Confronting the transition to high school
Mr. McNamar posted some excellent points at The Daily Grind regarding the struggle of freshmen as they transition to high school, and Graycie has a thought-provoking post of her own on the same subject entitled Transition Years.
This subject has been of great interest to me, since I was a middle school teacher for many years. Anyone who has been following this blog from its inception knows that while I adore middle school kids, I am no fan of the "middle school philosophy." I don't think we help our kids get an education by allowing them to coast academically for several years while they try to get their heads on straight-- I don't believe that should be the primary goal of education.
So I found this news article interesting:
"It's giving us better perspective. We're learning to be proactive rather than reactive."
These are not the words of a junior vice president for internal marketing at an annuity brokerage. They were spoken by Demarco DeAndre Shaw, a young man on the brink of his freshman year at the city's Clyde C. Miller Career Academy High School.
Let's acknowledge that "proactive" is not a word normally bantered about by high school freshmen. Ditto "synergy," "prioritize" and - especially - "self-awareness."
What, then, was Shaw talking about as he sat at a table with a group of classmates last week in the Miller cafeteria?
Precisely what St. Louis schools Superintendent Creg Williams hoped Shaw and other freshmen would say when he added a class on self-development to the summer school curriculum.
To understand how Williams concluded that next year's ninth-graders could use a course with the "7 Habits of Highly Effective Teens" as a text, it's instructive to look at the most recent group of freshmen to enter the city's high school.
At one point last winter, over 70 percent of that ninth-grade class lacked one or more of the credits needed to move to the 10th grade. Alarmed by the numbers, Williams yanked the entire freshman class out of Vashon High School halfway through the school year and installed them in a new ninth-grade academy a few blocks away.
By the time classes ended, the performance of ninth-graders had improved somewhat. Meanwhile, Williams decided to launch a pre-preemptive strike he hopes will keep the district's history of low-performing freshmen from repeating itself.

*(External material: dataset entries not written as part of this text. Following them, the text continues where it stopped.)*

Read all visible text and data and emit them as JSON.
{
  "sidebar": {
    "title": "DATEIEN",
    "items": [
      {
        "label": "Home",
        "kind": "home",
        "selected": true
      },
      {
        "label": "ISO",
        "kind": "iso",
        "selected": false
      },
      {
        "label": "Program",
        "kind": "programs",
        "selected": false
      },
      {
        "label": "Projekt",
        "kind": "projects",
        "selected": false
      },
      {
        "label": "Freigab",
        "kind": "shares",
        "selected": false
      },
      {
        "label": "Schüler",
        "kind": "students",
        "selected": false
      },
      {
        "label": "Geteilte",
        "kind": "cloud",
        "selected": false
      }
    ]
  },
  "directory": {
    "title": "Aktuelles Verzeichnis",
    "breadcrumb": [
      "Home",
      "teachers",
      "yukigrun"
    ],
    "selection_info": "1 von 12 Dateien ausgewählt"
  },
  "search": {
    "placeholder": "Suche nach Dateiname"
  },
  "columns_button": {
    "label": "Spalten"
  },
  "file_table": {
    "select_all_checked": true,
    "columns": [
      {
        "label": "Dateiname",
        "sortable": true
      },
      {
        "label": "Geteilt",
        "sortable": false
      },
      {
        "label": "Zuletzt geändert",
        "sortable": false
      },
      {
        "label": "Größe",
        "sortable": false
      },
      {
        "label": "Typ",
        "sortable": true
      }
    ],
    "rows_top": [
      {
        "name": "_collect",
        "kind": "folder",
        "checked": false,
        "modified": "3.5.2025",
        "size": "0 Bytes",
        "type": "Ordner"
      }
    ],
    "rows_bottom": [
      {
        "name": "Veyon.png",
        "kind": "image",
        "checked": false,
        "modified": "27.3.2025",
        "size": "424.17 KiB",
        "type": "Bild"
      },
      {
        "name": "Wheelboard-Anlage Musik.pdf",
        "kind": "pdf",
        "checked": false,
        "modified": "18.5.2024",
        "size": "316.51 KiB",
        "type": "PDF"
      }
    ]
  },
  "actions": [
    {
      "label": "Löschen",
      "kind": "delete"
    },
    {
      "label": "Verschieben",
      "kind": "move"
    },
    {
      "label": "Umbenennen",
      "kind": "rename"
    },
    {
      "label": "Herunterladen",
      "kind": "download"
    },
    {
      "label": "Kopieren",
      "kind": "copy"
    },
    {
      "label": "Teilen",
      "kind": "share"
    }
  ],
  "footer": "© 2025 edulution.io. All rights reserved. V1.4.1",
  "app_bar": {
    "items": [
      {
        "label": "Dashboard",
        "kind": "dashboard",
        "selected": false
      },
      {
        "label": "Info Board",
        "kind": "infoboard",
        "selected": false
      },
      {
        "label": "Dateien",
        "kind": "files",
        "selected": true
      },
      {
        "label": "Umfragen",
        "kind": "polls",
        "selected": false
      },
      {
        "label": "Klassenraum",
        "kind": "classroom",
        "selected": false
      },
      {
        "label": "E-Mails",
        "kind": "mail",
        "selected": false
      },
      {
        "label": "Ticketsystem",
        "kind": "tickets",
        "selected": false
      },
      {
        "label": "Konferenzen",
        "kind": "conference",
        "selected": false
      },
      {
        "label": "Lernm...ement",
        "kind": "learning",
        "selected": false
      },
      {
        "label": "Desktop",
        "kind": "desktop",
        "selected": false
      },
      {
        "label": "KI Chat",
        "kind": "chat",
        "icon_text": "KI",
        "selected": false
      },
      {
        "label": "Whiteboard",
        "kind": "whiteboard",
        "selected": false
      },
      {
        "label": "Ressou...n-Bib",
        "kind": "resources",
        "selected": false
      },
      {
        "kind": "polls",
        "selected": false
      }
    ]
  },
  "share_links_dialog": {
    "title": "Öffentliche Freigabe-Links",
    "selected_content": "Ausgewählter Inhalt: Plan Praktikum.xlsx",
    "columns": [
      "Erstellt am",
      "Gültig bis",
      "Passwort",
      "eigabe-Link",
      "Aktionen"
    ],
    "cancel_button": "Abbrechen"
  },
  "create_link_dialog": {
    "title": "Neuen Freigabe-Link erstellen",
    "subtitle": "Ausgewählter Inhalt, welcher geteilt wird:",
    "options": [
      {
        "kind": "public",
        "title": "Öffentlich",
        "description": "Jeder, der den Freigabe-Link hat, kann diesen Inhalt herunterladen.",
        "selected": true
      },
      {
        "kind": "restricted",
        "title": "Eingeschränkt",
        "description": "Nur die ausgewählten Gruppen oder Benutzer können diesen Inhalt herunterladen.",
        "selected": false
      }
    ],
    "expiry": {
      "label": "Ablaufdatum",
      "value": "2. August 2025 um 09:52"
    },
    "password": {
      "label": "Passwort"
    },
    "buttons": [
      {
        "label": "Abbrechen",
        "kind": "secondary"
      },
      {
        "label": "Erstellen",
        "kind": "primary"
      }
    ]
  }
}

First, he mandated that incoming ninth-graders - with a few exemptions - attend summer school.
Second, in addition to classes aimed at improving math and language arts skills, he introduced a class meant to teach freshmen what it means and what it takes to succeed at the high school level.
"It's important they understand that they have to change their lifestyle to adapt to high school," said Williams.
To put students on the path, Williams assigned the teen edition of the "7 Habits of Highly Effective People," the best-selling self-help tome by Stephen R. Covey.
The "7 Habits of Highly Effective Teens," written by Covey's son Sean Covey, provides a litany of common-sense advice, from developing effective study habits to resisting negative peer pressure.
"It gives them the tools they need to be successful in high school, a head start for what's to come," said Jacqueline Farwell, a Clyde C. Miller counselor who teaches the effective teens class.
Right now, Covey's bromides are just words in a book. But Miller freshman Bria Harris can already see how one of the seven habits - putting first things first (also known as prioritizing) - will help her become more effective once school begins in August.
"You have too much to worry about in high school - homework, studying, your reputation, problems at home, the kids at school. This will really help," she said.
While prioritizing is all well and good, Harris and Shaw agree with Covey that another "P" word is the "key to unlocking all the other habits."
Being proactive, writes Covey, means "I am the force. I am the captain of my life. I can choose my attitude. I'm responsible for my own happiness or unhappiness. I am in the driver's seat of my destiny, not just a passenger."
Or, to put it another way, "When somebody tells you that you need to go somewhere with them, you tell them you have to study."
So said Shaw, spoken from the perspective of a proactive ninth-grader.
The transition to high school can be so brutal for so many students. Give the (relatively new) superintendent credit for bold action. At the same time he pulled the ninth graders out, he also arranged for upperclassmen who had demonstrated potential to attend classes at a local public university, as a taste of what they could accomplish if they dedicated themselves to academic success.
Let me tell you, when he pulled the 9th graders out of their school in the middle of the year, there was some uproar. One kid even was verbally disrepsectful to the superintendent at an assembly he held with the students (he was shocked by this behavior, a bit naively.)
Perhaps he should go further. I wonder if, once he pulled the 9th graders out and gave them the summer school shock treatment, Mr. Williams should start building a high school around those students who have undergone intervention as an experiment to determine the effect of the interventions free of corrosive influences.
It is obvious something has to be done given the crisis in the St. Louis Public Schools, and indeed nearly all urban school districts across the nation.